[Web page and app entries]
*** Block opens ***

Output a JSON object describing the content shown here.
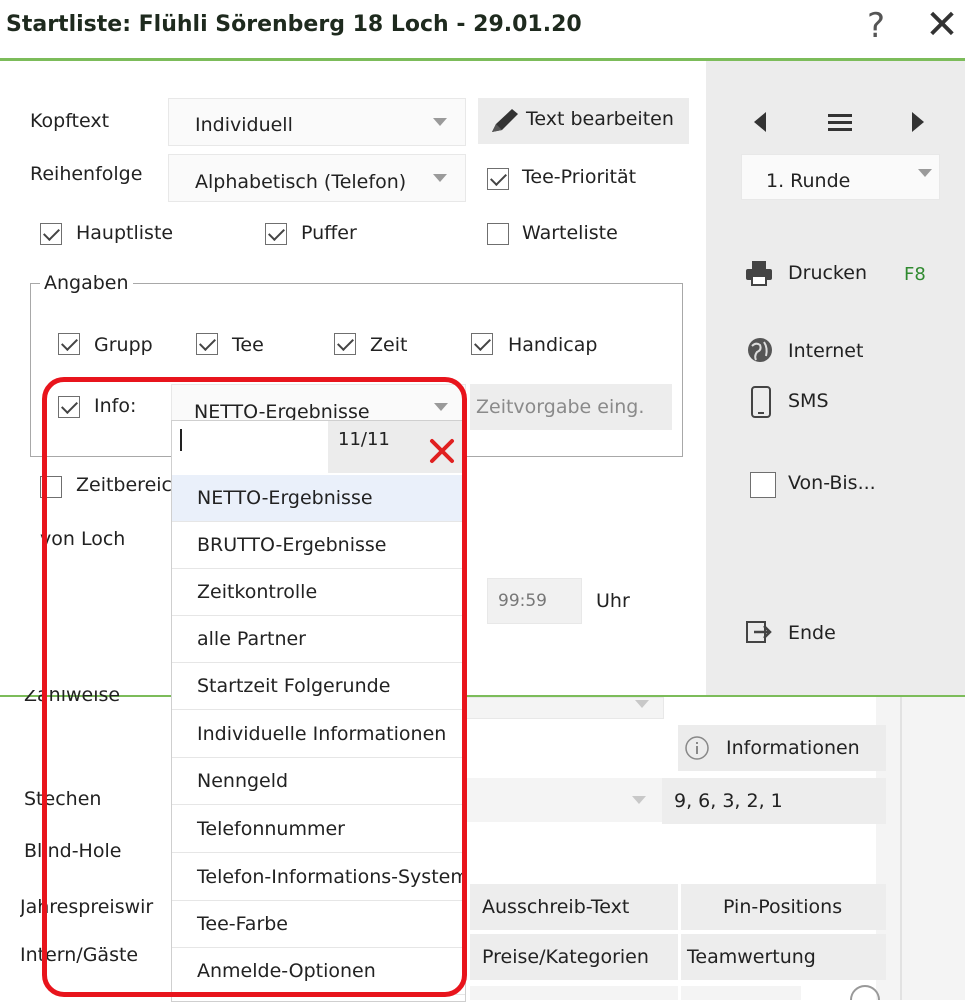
{
  "window": {
    "title": "Startliste: Flühli Sörenberg 18 Loch - 29.01.20",
    "help": "?",
    "close": "✕"
  },
  "form": {
    "kopftext_label": "Kopftext",
    "kopftext_value": "Individuell",
    "text_bearbeiten": "Text bearbeiten",
    "reihenfolge_label": "Reihenfolge",
    "reihenfolge_value": "Alphabetisch (Telefon)",
    "tee_prioritaet": "Tee-Priorität",
    "hauptliste": "Hauptliste",
    "puffer": "Puffer",
    "warteliste": "Warteliste",
    "angaben": "Angaben",
    "grupp": "Grupp",
    "tee": "Tee",
    "zeit": "Zeit",
    "handicap": "Handicap",
    "info": "Info:",
    "info_value": "NETTO-Ergebnisse",
    "zeitvorgabe": "Zeitvorgabe eing.",
    "zeitbereich": "Zeitbereich",
    "von_loch": "von Loch",
    "time_value": "99:59",
    "uhr": "Uhr"
  },
  "side": {
    "runde": "1. Runde",
    "drucken": "Drucken",
    "drucken_key": "F8",
    "internet": "Internet",
    "sms": "SMS",
    "von_bis": "Von-Bis...",
    "ende": "Ende"
  },
  "lower": {
    "zaehlweise": "Zählweise",
    "informationen": "Informationen",
    "stechen": "Stechen",
    "stechen_value": "9, 6, 3, 2, 1",
    "blind_hole": "Blind-Hole",
    "jahrespreiswertung": "Jahrespreiswir",
    "ausschreib_text": "Ausschreib-Text",
    "pin_positions": "Pin-Positions",
    "intern_gaeste": "Intern/Gäste",
    "preise_kategorien": "Preise/Kategorien",
    "teamwertung": "Teamwertung"
  },
  "dropdown": {
    "search_value": "",
    "counter": "11/11",
    "items": [
      "NETTO-Ergebnisse",
      "BRUTTO-Ergebnisse",
      "Zeitkontrolle",
      "alle Partner",
      "Startzeit Folgerunde",
      "Individuelle Informationen",
      "Nenngeld",
      "Telefonnummer",
      "Telefon-Informations-System",
      "Tee-Farbe",
      "Anmelde-Optionen"
    ]
  },
  "colors": {
    "accent_green": "#7cbc5a",
    "highlight_red": "#e8141c",
    "panel_gray": "#ececec"
  }
}
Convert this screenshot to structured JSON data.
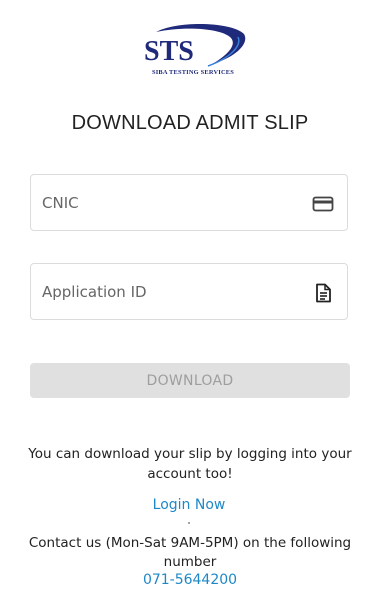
{
  "logo": {
    "mark": "STS",
    "subtitle": "SIBA TESTING SERVICES"
  },
  "page_title": "DOWNLOAD ADMIT SLIP",
  "form": {
    "cnic": {
      "placeholder": "CNIC",
      "value": "",
      "icon": "id-card-icon"
    },
    "application_id": {
      "placeholder": "Application ID",
      "value": "",
      "icon": "document-icon"
    },
    "download_label": "DOWNLOAD"
  },
  "note": "You can download your slip by logging into your account too!",
  "login_link": "Login Now",
  "contact": {
    "text": "Contact us (Mon-Sat 9AM-5PM) on the following number",
    "phone": "071-5644200"
  },
  "colors": {
    "brand": "#1f2a7a",
    "link": "#1e88c7",
    "button_disabled": "#e0e0e0"
  }
}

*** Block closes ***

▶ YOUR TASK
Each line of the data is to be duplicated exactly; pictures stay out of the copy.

▶ OUTPUT
Output a JSON object describing the content shown here.
{
  "window": {
    "title": "Startliste: Flühli Sörenberg 18 Loch - 29.01.20",
    "help": "?",
    "close": "✕"
  },
  "form": {
    "kopftext_label": "Kopftext",
    "kopftext_value": "Individuell",
    "text_bearbeiten": "Text bearbeiten",
    "reihenfolge_label": "Reihenfolge",
    "reihenfolge_value": "Alphabetisch (Telefon)",
    "tee_prioritaet": "Tee-Priorität",
    "hauptliste": "Hauptliste",
    "puffer": "Puffer",
    "warteliste": "Warteliste",
    "angaben": "Angaben",
    "grupp": "Grupp",
    "tee": "Tee",
    "zeit": "Zeit",
    "handicap": "Handicap",
    "info": "Info:",
    "info_value": "NETTO-Ergebnisse",
    "zeitvorgabe": "Zeitvorgabe eing.",
    "zeitbereich": "Zeitbereich",
    "von_loch": "von Loch",
    "time_value": "99:59",
    "uhr": "Uhr"
  },
  "side": {
    "runde": "1. Runde",
    "drucken": "Drucken",
    "drucken_key": "F8",
    "internet": "Internet",
    "sms": "SMS",
    "von_bis": "Von-Bis...",
    "ende": "Ende"
  },
  "lower": {
    "zaehlweise": "Zählweise",
    "informationen": "Informationen",
    "stechen": "Stechen",
    "stechen_value": "9, 6, 3, 2, 1",
    "blind_hole": "Blind-Hole",
    "jahrespreiswertung": "Jahrespreiswir",
    "ausschreib_text": "Ausschreib-Text",
    "pin_positions": "Pin-Positions",
    "intern_gaeste": "Intern/Gäste",
    "preise_kategorien": "Preise/Kategorien",
    "teamwertung": "Teamwertung"
  },
  "dropdown": {
    "search_value": "",
    "counter": "11/11",
    "items": [
      "NETTO-Ergebnisse",
      "BRUTTO-Ergebnisse",
      "Zeitkontrolle",
      "alle Partner",
      "Startzeit Folgerunde",
      "Individuelle Informationen",
      "Nenngeld",
      "Telefonnummer",
      "Telefon-Informations-System",
      "Tee-Farbe",
      "Anmelde-Optionen"
    ]
  },
  "colors": {
    "accent_green": "#7cbc5a",
    "highlight_red": "#e8141c",
    "panel_gray": "#ececec"
  }
}
Convert this screenshot to structured JSON data.
{
  "logo": {
    "mark": "STS",
    "subtitle": "SIBA TESTING SERVICES"
  },
  "page_title": "DOWNLOAD ADMIT SLIP",
  "form": {
    "cnic": {
      "placeholder": "CNIC",
      "value": "",
      "icon": "id-card-icon"
    },
    "application_id": {
      "placeholder": "Application ID",
      "value": "",
      "icon": "document-icon"
    },
    "download_label": "DOWNLOAD"
  },
  "note": "You can download your slip by logging into your account too!",
  "login_link": "Login Now",
  "contact": {
    "text": "Contact us (Mon-Sat 9AM-5PM) on the following number",
    "phone": "071-5644200"
  },
  "colors": {
    "brand": "#1f2a7a",
    "link": "#1e88c7",
    "button_disabled": "#e0e0e0"
  }
}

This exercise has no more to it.